[PROVIDED INFORMATION — start]

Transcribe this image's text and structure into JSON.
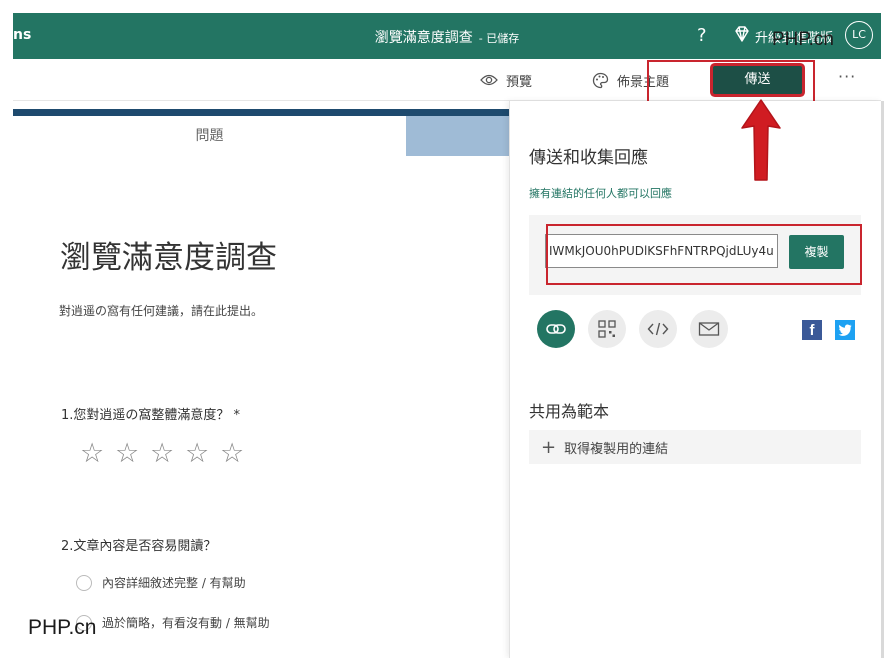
{
  "topbar": {
    "app_name": "ns",
    "doc_title": "瀏覽滿意度調查",
    "saved_status": "- 已儲存",
    "help": "?",
    "upgrade_label": "升級到進階版",
    "avatar_initials": "LC",
    "watermark": "PHP.cn"
  },
  "toolbar": {
    "preview_label": "預覽",
    "theme_label": "佈景主題",
    "send_label": "傳送",
    "more_label": "···"
  },
  "form": {
    "tab_questions": "問題",
    "title": "瀏覽滿意度調查",
    "description": "對逍遥の窩有任何建議，請在此提出。",
    "q1": "1.您對逍遥の窩整體滿意度？ *",
    "stars": [
      "☆",
      "☆",
      "☆",
      "☆",
      "☆"
    ],
    "q2": "2.文章內容是否容易閱讀？",
    "q2_options": [
      "內容詳細敘述完整 / 有幫助",
      "過於簡略，有看沒有動 / 無幫助"
    ],
    "watermark": "PHP.cn"
  },
  "send_panel": {
    "title": "傳送和收集回應",
    "subtitle": "擁有連結的任何人都可以回應",
    "link_value": "IWMkJOU0hPUDlKSFhFNTRPQjdLUy4u",
    "copy_label": "複製",
    "facebook_letter": "f",
    "template_title": "共用為範本",
    "template_link_label": "取得複製用的連結",
    "template_plus": "+"
  },
  "colors": {
    "brand": "#237563",
    "send_button": "#1d4f46",
    "highlight": "#c9252e",
    "facebook": "#3b5998",
    "twitter": "#1da1f2"
  },
  "icons": {
    "preview": "eye-icon",
    "theme": "palette-icon",
    "upgrade": "diamond-icon",
    "share": [
      "link-icon",
      "qr-code-icon",
      "embed-code-icon",
      "email-icon"
    ],
    "social": [
      "facebook-icon",
      "twitter-icon"
    ]
  }
}
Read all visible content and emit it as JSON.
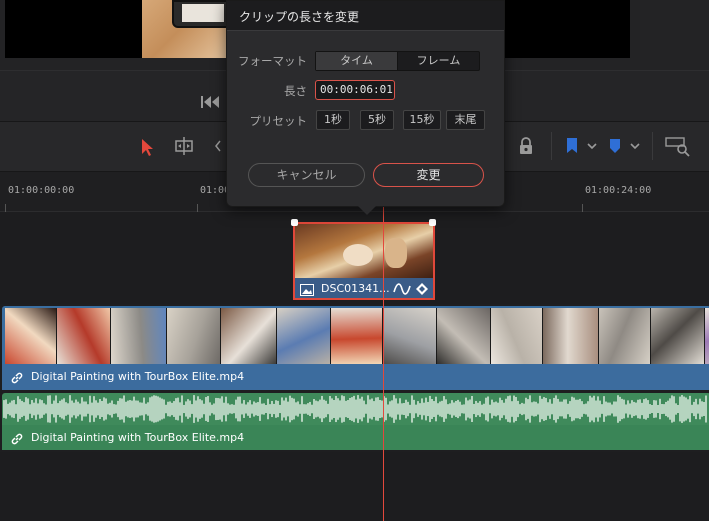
{
  "dialog": {
    "title": "クリップの長さを変更",
    "format_label": "フォーマット",
    "format_options": [
      "タイム",
      "フレーム"
    ],
    "format_selected": "タイム",
    "length_label": "長さ",
    "length_value": "00:00:06:01",
    "preset_label": "プリセット",
    "presets": [
      "1秒",
      "5秒",
      "15秒",
      "末尾"
    ],
    "cancel_label": "キャンセル",
    "confirm_label": "変更"
  },
  "ruler": {
    "timecodes": [
      "01:00:00:00",
      "01:00",
      "01:00:24:00"
    ]
  },
  "tracks": {
    "still_clip_name": "DSC01341...",
    "video_clip_name": "Digital Painting with TourBox Elite.mp4",
    "audio_clip_name": "Digital Painting with TourBox Elite.mp4"
  },
  "colors": {
    "accent": "#e3483c",
    "video_clip": "#3a6ea0",
    "audio_clip": "#3f8a5b",
    "flag_blue": "#2f6fd6"
  },
  "icons": [
    "skip-to-start-icon",
    "selection-arrow-icon",
    "trim-icon",
    "lock-icon",
    "flag-icon",
    "marker-icon",
    "zoom-icon",
    "link-icon",
    "image-icon",
    "fx-curve-icon",
    "keyframe-icon"
  ]
}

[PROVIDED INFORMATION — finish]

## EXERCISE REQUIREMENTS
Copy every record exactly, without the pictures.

## SOLUTION
Transcribe this image's text and structure into JSON.
{
  "topbar": {
    "app_name": "ns",
    "doc_title": "瀏覽滿意度調查",
    "saved_status": "- 已儲存",
    "help": "?",
    "upgrade_label": "升級到進階版",
    "avatar_initials": "LC",
    "watermark": "PHP.cn"
  },
  "toolbar": {
    "preview_label": "預覽",
    "theme_label": "佈景主題",
    "send_label": "傳送",
    "more_label": "···"
  },
  "form": {
    "tab_questions": "問題",
    "title": "瀏覽滿意度調查",
    "description": "對逍遥の窩有任何建議，請在此提出。",
    "q1": "1.您對逍遥の窩整體滿意度？ *",
    "stars": [
      "☆",
      "☆",
      "☆",
      "☆",
      "☆"
    ],
    "q2": "2.文章內容是否容易閱讀？",
    "q2_options": [
      "內容詳細敘述完整 / 有幫助",
      "過於簡略，有看沒有動 / 無幫助"
    ],
    "watermark": "PHP.cn"
  },
  "send_panel": {
    "title": "傳送和收集回應",
    "subtitle": "擁有連結的任何人都可以回應",
    "link_value": "IWMkJOU0hPUDlKSFhFNTRPQjdLUy4u",
    "copy_label": "複製",
    "facebook_letter": "f",
    "template_title": "共用為範本",
    "template_link_label": "取得複製用的連結",
    "template_plus": "+"
  },
  "colors": {
    "brand": "#237563",
    "send_button": "#1d4f46",
    "highlight": "#c9252e",
    "facebook": "#3b5998",
    "twitter": "#1da1f2"
  },
  "icons": {
    "preview": "eye-icon",
    "theme": "palette-icon",
    "upgrade": "diamond-icon",
    "share": [
      "link-icon",
      "qr-code-icon",
      "embed-code-icon",
      "email-icon"
    ],
    "social": [
      "facebook-icon",
      "twitter-icon"
    ]
  }
}
Read all visible content and emit it as JSON.
{
  "dialog": {
    "title": "クリップの長さを変更",
    "format_label": "フォーマット",
    "format_options": [
      "タイム",
      "フレーム"
    ],
    "format_selected": "タイム",
    "length_label": "長さ",
    "length_value": "00:00:06:01",
    "preset_label": "プリセット",
    "presets": [
      "1秒",
      "5秒",
      "15秒",
      "末尾"
    ],
    "cancel_label": "キャンセル",
    "confirm_label": "変更"
  },
  "ruler": {
    "timecodes": [
      "01:00:00:00",
      "01:00",
      "01:00:24:00"
    ]
  },
  "tracks": {
    "still_clip_name": "DSC01341...",
    "video_clip_name": "Digital Painting with TourBox Elite.mp4",
    "audio_clip_name": "Digital Painting with TourBox Elite.mp4"
  },
  "colors": {
    "accent": "#e3483c",
    "video_clip": "#3a6ea0",
    "audio_clip": "#3f8a5b",
    "flag_blue": "#2f6fd6"
  },
  "icons": [
    "skip-to-start-icon",
    "selection-arrow-icon",
    "trim-icon",
    "lock-icon",
    "flag-icon",
    "marker-icon",
    "zoom-icon",
    "link-icon",
    "image-icon",
    "fx-curve-icon",
    "keyframe-icon"
  ]
}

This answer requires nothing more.